[SPOILER WARNING: This article discusses several plot details of Supernatural’s final season.]
On November 19th, after more than fifteen years, the longest-running genre show in American broadcast television ended when The CW’s Supernatural aired its series finale. Since its premiere in 2005, the show has followed the adventures of Sam and Dean Winchester, brothers who hunt monsters and repeatedly find themselves fighting to stop the Apocalypse. Having defeated everyone from Satan to the Archangel Michael in previous seasons, the final chapter of the Winchesters’ story sees them squaring off against the person ultimately responsible for the suffering and evil they’ve challenged throughout the show: the Almighty God (who typically incarnates in the form of a bearded writer named “Chuck”). After learning that Chuck has secretly been manipulating them for the entirety of their lives, pushing them towards a confrontation where one brother shall kill the other, Sam and Dean reject this divine plan and set out to, instead, attack and dethrone God.
In the late 19th century, the German philosopher Friedrich Nietzsche told a similar story; in Book Three of his 1882 work The Gay Science, Nietzsche tells a story of a “madman” running through a marketplace yelling:
“God is dead! God remains dead! And we have killed him! How can we console ourselves, the murderers of all murderers! The holiest and the mightiest thing the world has ever possessed has bled to death under our knives: who will wipe this blood from us? With what water could we clean ourselves? What festivals of atonement, what holy games will we have to invent for ourselves? Is the magnitude of this deed not too great for us? Do we not ourselves have to become gods merely to appear worthy of it?”

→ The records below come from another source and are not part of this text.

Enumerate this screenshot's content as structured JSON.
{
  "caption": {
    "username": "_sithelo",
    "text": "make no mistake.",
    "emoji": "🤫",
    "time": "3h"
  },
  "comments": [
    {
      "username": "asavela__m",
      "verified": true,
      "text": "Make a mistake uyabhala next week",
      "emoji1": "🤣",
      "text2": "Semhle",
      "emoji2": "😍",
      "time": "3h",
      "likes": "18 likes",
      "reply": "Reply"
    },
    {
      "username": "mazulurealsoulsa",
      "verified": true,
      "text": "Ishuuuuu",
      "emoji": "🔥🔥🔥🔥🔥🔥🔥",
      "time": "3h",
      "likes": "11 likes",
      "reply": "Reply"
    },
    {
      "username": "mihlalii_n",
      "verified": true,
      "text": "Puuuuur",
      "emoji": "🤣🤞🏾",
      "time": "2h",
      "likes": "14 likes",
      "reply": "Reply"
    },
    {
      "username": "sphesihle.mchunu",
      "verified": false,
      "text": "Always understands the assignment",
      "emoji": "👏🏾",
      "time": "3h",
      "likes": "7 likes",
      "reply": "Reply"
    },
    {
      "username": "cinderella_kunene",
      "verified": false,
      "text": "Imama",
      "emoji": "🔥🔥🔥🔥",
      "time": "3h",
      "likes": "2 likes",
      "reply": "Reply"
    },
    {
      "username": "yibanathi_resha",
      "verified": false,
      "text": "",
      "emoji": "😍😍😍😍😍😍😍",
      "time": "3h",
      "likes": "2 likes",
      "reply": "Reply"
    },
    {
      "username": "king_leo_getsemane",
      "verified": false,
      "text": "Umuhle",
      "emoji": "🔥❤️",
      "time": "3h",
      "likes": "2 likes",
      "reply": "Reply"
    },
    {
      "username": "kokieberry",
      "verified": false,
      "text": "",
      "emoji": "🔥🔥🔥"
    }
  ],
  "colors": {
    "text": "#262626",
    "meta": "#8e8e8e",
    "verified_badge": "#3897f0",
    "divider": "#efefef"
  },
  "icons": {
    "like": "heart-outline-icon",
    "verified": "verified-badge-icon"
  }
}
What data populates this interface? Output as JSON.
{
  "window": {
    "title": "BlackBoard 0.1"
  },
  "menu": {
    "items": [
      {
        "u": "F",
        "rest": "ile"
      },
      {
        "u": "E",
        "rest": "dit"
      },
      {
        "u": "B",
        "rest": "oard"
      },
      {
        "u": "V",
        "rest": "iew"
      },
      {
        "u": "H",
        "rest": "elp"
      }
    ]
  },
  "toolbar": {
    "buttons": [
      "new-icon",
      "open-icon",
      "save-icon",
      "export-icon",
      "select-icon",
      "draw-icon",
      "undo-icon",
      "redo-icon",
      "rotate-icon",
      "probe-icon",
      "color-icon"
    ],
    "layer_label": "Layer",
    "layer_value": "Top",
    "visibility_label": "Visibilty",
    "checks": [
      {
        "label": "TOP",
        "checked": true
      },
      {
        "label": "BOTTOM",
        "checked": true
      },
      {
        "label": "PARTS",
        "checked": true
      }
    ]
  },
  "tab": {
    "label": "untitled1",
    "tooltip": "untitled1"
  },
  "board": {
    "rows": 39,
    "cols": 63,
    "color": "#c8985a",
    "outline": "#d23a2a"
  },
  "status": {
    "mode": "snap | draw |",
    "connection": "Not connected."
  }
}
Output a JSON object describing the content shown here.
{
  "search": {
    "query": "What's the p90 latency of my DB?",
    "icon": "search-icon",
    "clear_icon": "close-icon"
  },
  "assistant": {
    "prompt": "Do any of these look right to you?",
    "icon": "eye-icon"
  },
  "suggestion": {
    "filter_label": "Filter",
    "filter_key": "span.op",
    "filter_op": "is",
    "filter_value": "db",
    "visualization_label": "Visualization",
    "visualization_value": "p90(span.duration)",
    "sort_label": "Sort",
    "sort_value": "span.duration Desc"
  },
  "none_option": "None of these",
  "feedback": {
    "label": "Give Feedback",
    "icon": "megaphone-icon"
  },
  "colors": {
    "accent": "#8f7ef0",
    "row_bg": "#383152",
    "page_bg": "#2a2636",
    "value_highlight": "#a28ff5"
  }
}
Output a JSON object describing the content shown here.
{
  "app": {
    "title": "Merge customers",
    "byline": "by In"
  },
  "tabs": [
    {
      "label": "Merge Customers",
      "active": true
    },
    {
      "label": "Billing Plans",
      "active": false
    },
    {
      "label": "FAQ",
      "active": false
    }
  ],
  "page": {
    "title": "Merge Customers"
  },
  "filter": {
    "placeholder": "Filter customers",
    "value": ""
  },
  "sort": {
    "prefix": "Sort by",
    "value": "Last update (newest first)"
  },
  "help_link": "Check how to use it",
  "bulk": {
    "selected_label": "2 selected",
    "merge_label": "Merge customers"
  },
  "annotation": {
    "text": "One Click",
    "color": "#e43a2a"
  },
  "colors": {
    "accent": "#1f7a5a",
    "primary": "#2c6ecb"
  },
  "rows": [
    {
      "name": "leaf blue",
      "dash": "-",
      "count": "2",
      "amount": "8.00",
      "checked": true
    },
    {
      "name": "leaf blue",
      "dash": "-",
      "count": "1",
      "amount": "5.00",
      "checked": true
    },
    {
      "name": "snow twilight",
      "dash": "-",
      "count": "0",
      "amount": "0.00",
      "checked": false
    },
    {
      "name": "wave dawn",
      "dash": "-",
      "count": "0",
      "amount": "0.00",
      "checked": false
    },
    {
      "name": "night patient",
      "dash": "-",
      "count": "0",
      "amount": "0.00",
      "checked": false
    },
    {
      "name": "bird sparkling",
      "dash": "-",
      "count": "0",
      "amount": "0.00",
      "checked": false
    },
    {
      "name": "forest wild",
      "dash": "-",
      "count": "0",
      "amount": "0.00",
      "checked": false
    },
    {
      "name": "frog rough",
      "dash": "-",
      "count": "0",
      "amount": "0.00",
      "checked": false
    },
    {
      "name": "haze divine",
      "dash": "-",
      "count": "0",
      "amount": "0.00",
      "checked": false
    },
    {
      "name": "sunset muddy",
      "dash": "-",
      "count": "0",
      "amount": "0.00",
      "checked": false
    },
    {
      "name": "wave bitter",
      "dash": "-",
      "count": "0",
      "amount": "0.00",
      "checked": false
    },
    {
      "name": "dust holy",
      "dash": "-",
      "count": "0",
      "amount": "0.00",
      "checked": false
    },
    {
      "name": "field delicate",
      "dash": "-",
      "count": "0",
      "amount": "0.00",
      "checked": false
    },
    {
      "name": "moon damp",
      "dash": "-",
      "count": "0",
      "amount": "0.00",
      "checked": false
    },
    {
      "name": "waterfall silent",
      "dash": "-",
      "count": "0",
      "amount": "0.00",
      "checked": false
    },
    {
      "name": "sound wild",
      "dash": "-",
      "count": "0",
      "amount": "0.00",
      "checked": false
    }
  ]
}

Ultimately, the madman realizes that his audience doesn’t understand, so he throws up his hands and shouts “I come too early! My time is not yet!” and enters the church to pray for the dead.
While his readers would later develop the concept in many different directions (both philosophical and theological), Nietzsche’s talk of “the death of God” is typically found within the more sociological portions of his work. In The Gay Science, for example, Nietzsche considers how art and poetry (and, perhaps, television shows?) can not only give meaning to an individual person’s life, but can help define entire cultures and collective ways of living. This is why Nietzsche’s madman talks about the burdens and responsibilities that come in the wake of “God’s demise”: whereas previous cultures might have been defined by religious values or practices, a post-religious culture would need to invent a new sense of meaning for itself.
So, for Nietzsche, the rejection of God entails the rejection of many other things, but this comes as both an exciting challenge and an opportunity: in the absence of divine expectations, people can pursue and enjoy their lives as they desire, free from the restrictions of the culture (and even the deity) who might prevent them from becoming the person that they would otherwise be. Without Chuck around to write the story, say, the Winchesters (and everyone else) could be free to write their own ending.
And to Nietzsche, to experience true freedom is to “no longer be ashamed before oneself,” living and expressing oneself fully in each moment:
“I want to learn more and more how to see what is necessary in things as what is beautiful in them – thus I will be one of those who make things beautiful. Amor fati: let that be my love from now on! I do not want to wage war against ugliness. I do not want to accuse; I do not even want to accuse the accusers. Let looking away be my only negation! And, all in all and on the whole: some day I want only to be a Yes-sayer!”
This amor fati — “love of fate” — is a matter of a human saying “yes” to one’s circumstances without obligation, dread, or fear, no matter what those circumstances might be — something Nietzsche elsewhere calls “my formula for greatness in a human being.” (Of course, Nietzsche also has much to say about the role of one’s own strength and willpower in shaping one’s circumstances, as well as the conditions that prevent a person from being able to do so, but those are stories for a different day.)
At the end of the road, it’s unlikely that Nietzsche was thinking about God’s death in the same way as the writers of Supernatural — that is to say, he did not clearly think of it as a literal death of a literal deity. But this means that we can view the television show as a kind of a parable, aesthetically demonstrating familiar Nietzschean ideals of freedom, authenticity, and the power of humanity. The Winchesters’ fight to be free of God’s schemes is ultimately not that different from the fight to be able to genuinely express yourself — the fact that Sam and Dean do so alongside the Grim Reaper, the Devil, and the remaining Heavenly Host is just a matter of making exciting television. And, in a similar way, the amor fati doesn’t mean that nothing bad will ever happen; instead, it’s a matter of, like the Winchesters, making the right choice about how to handle the bad when it comes.
So, in a time when spandex-wearing protagonists dazzle movie theaters and television screens with their superpowers, Supernatural’s heroes are just a couple of normal guys driving around in their dad’s old car. After fifteen seasons of vampires, magic daggers, time travel, and demon blood, the story of Sam and Dean Winchester (and, for that matter, Chuck/God) proudly ends in a profoundly human (all-too-human) place.